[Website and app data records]
»»

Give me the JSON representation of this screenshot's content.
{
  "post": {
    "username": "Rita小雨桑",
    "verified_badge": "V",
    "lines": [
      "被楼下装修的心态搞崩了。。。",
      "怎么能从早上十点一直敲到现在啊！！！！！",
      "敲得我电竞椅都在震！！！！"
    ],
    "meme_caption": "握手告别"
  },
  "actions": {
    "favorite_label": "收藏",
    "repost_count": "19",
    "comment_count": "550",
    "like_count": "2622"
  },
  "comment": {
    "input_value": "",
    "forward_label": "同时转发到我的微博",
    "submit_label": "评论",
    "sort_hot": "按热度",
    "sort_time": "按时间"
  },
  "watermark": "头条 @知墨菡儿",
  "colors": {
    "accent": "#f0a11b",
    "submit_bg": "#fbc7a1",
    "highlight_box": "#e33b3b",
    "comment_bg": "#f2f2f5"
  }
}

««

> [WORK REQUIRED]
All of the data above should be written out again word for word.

> [EXERCISE SOLUTION]
Give me the JSON representation of this screenshot's content.
{
  "post": {
    "username": "Rita小雨桑",
    "verified_badge": "V",
    "lines": [
      "被楼下装修的心态搞崩了。。。",
      "怎么能从早上十点一直敲到现在啊！！！！！",
      "敲得我电竞椅都在震！！！！"
    ],
    "meme_caption": "握手告别"
  },
  "actions": {
    "favorite_label": "收藏",
    "repost_count": "19",
    "comment_count": "550",
    "like_count": "2622"
  },
  "comment": {
    "input_value": "",
    "forward_label": "同时转发到我的微博",
    "submit_label": "评论",
    "sort_hot": "按热度",
    "sort_time": "按时间"
  },
  "watermark": "头条 @知墨菡儿",
  "colors": {
    "accent": "#f0a11b",
    "submit_bg": "#fbc7a1",
    "highlight_box": "#e33b3b",
    "comment_bg": "#f2f2f5"
  }
}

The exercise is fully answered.